7. Fischer TJ, Klein RB, Kershnar HE, Borut TC, Stiehm ER. Miconazole in the treatment of chronic mucocutaneous candidiasis: a preliminary report. J Pediatr. 1977;91:815-9.

8. Bodey GP. Topical and systemic antifungal agents. Med Clin North Am. 1988;72:637-59.

9. Product Information. Monistat 7 (miconazole topical). Ortho McNeil Pharmaceutical.

10. Marmion LC, Desser KB, Lilly RB, Stevens DA. Reversible thrombocytosis and anemia due to miconazole therapy. Antimicrob Agents Chemother. 1976;10:447-9.

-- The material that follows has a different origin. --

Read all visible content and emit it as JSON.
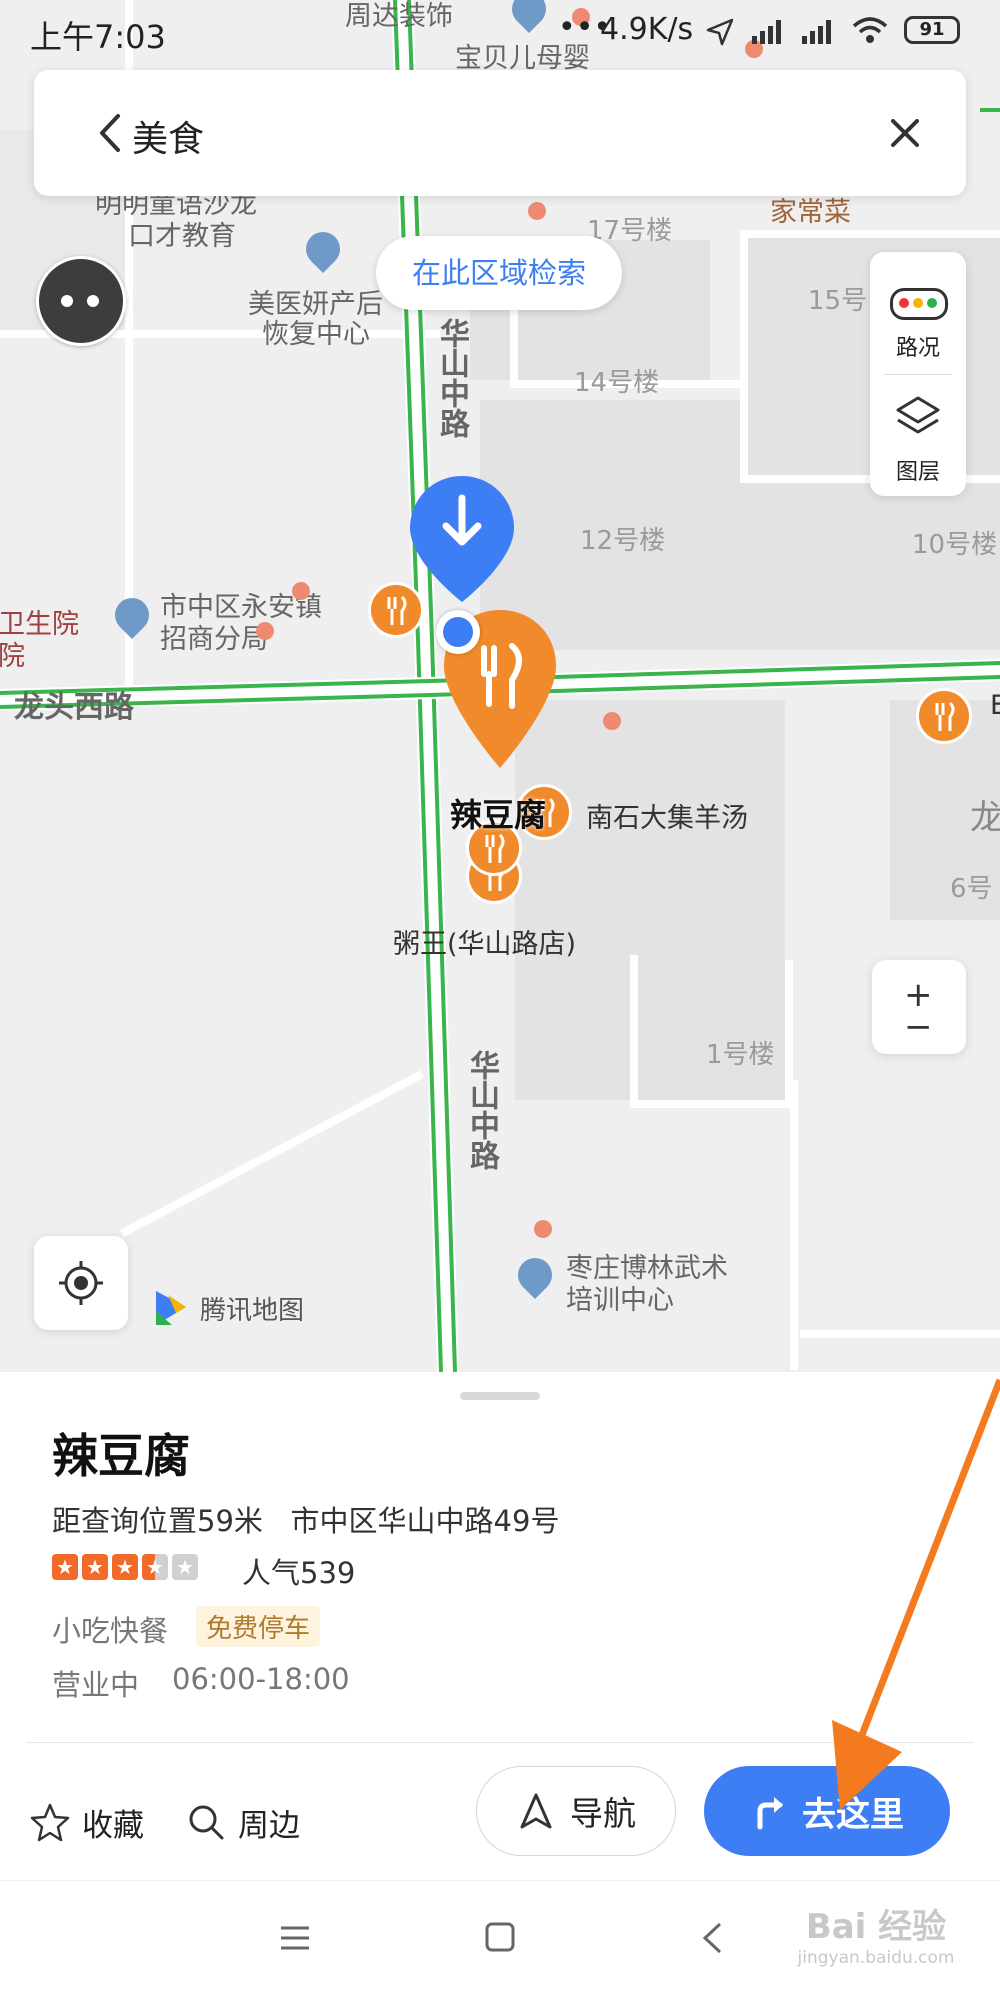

11. Barr RJ, Fujita WH, Graham JH. Eruptive xanthomas associated with intravenous miconazole therapy. Arch Dermatol. 1978;114:1544-5.

12. Degreef H, Verhoeve L. Contact dermatitis to miconazole nitrate. Contact Dermatitis. 1975;1:269-70.

13. Fernandez L, Maquiera E, Rodriguez F, Picans I, Duque S. Systemic contact dermatitis from miconazole. Contact Dermatitis. 1996;34:217.

14. Fainstein V, Bodey GP. Cardiorespiratory toxicity due to miconazole. Ann Intern Med. 1980;93:432-3.

15. Perret CM, Happle R. Contact allergy to miconazole. Contact Dermatitis. 1988;19:75.

16. Baes H. Contact sensitivity to miconazole with ortho-chloro cross-sensitivity to other imidazoles. Contact Dermatitis. 1991;24:89-93.

17. Wade TR, Jones HE, Artis WA. Irritant and allergic reactions to topically applied Micatin cream. Contact Dermatitis. 1979;5:168-70.

18. Raulin C, Frosch PJ. Contact allergy to imidazole antimycotics. Contact Dermatitis. 1988;18:76-80.

19. Naito HK, McHenry MC, Lewis LA. Drug-induced dyslipoproteinemia: a report of two cases. Clin Chem. 1980;26:163-8.

20. Rose HD, Roth DA, Barboriak JJ. Hyperlipidemia related to miconazole therapy. Ann Intern Med. 1979;91:491-2.

21. Bagnarello AG, Lewis LA, McHenry MC, Weinstein AJ, Naito HK, McCullough AJ, Lederman RJ, Gavan TL. Unusual serum lipoprotein abnormality induced by the vehicle of miconazole. N Engl J Med. 1977;296:497-9.

22. Coley KC, Crain JL. Miconazole-induced fatal dysrhythmia. Pharmacotherapy. 1997;17:379-82.

23. Lai KN, Newton M, Seymour A, Pugsley D, Jones T. Miconazole treatment after renal transplantation. Lancet. 1981;4:48-9.

Further information

Always consult your healthcare provider to ensure the information displayed on this page applies to your personal circumstances.

Some side effects may not be reported. You may report them to the FDA.